RECORDS TO USE below:

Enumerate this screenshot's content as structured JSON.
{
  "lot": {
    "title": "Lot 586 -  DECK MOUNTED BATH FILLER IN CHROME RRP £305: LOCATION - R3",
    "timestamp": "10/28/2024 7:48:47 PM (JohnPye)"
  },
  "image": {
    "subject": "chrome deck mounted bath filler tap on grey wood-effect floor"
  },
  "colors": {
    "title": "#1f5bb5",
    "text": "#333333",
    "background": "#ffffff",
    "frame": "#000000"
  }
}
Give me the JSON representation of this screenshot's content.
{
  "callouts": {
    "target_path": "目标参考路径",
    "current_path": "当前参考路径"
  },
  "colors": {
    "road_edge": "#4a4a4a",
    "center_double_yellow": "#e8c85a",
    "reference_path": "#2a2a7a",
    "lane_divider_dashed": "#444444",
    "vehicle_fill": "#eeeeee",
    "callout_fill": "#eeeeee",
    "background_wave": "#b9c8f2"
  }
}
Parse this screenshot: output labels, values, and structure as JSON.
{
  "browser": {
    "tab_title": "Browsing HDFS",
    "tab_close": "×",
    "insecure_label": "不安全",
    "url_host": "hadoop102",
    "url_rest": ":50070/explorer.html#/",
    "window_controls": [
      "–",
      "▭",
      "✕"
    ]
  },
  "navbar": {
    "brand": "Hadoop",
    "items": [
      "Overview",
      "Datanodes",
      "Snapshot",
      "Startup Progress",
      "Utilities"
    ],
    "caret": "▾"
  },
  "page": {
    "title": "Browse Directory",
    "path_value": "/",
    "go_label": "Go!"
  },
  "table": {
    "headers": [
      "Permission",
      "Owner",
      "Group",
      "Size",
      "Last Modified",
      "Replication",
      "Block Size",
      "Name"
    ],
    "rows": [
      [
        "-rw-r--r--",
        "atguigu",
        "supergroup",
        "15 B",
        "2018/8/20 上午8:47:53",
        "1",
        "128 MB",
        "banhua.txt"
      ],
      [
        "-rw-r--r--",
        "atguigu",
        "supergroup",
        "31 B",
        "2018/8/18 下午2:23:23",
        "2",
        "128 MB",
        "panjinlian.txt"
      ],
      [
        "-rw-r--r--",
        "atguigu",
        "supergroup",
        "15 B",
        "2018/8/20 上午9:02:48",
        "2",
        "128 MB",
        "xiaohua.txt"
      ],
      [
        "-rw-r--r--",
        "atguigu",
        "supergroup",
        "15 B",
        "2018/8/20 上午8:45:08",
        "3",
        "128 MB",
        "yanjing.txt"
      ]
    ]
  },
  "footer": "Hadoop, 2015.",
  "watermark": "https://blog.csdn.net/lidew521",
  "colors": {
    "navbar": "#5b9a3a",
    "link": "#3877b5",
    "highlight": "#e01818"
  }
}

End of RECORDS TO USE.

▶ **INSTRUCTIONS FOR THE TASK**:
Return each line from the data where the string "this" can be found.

▶ **ANSWER AREA**:
Enumerate this screenshot's content as structured JSON.
Give me the JSON representation of this screenshot's content.
Parse this screenshot: output labels, values, and structure as JSON.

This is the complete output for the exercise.